On October 1, 2004, acting through its Department of Administrative Services (“DAS”), the State of Connecticut implemented a prequalification program for all contractors bidding on certain public projects. 2003 Ct. ALS 215, 1. Specifically, “[t]he DAS Contractor Prequalification Program (C.G.S §4a-100) [(the “Program”)] requires all contractors to prequalify before they can bid on a contract or perform work pursuant to a contract for the construction, reconstruction, alteration, remodeling, repair or demolition of any public building or any other public work by the state or a municipality, estimated to cost more than $500,000 and which is funded in whole or in part with state funds, except a public highway or bridge project or any other construction project administered by the Department of Transportation.” DAS website, http://www.das.state.ct.us/cr1.aspx?page=10. On October 1, 2007, the Program was expanded to apply to subcontractors whose contract exceeded $500,000. http://www.das.state.ct.us/fp1.aspx?page=111. Still, questions remain as to whether an apparent low bid submitted by a DAS prequalified contractor may be rejected by a public owner and/or its construction manager and the information that a bidder may have to submit to be awarded a project can be unduly burdensome and repetitive.
According to DAS,
In recent years, Owner Controlled Insurance Programs (“OCIP”) have become more prevalent in public and private construction projects. An OCIP “is a class of ‘wrap-up’ insurance that provides coverage for many construction project participants under one program.” Capstone Bldg. Corp. v. Am. Motorists Ins. Co., 308 Conn. 760, 767 (Conn. 2013). Such programs typically include commercial general liability insurance and worker’s compensation insurance. In general, OCIPs reduce a project’s overall cost because the owner does not have to pay the multiple layers of duplicative administration associated with the general contractor and each subcontractor having its own insurance coverage. The general understanding is that the project owner benefits from the savings but a recent Superior Decision reminds us that contractual duties and obligations are derived from the plain language of the contract and not what may reasonably inferred.
In Elevator Serv. Co. v. Reg’l Scaffolding & Hoisting Co., 2013 Conn. Super. LEXIS 687 (Conn. Super.

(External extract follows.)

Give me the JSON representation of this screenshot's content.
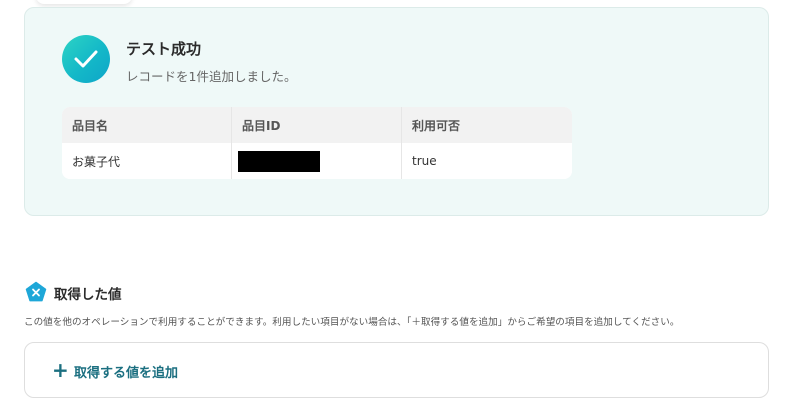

Ct. Mar. 27, 2013), Elevator Service Co., Inc. (“Elevator Service”) and Regional Saffolding & Hosting, Inc. (“Regional Scaffolding”) entered into an agreement pertaining to a project known as the Royal Bank of Scotland (the “Project”). The issue before the court was whether Elevator Service had to pass along to Regional Scaffolding a discount that it received through the subject project’s OCIP.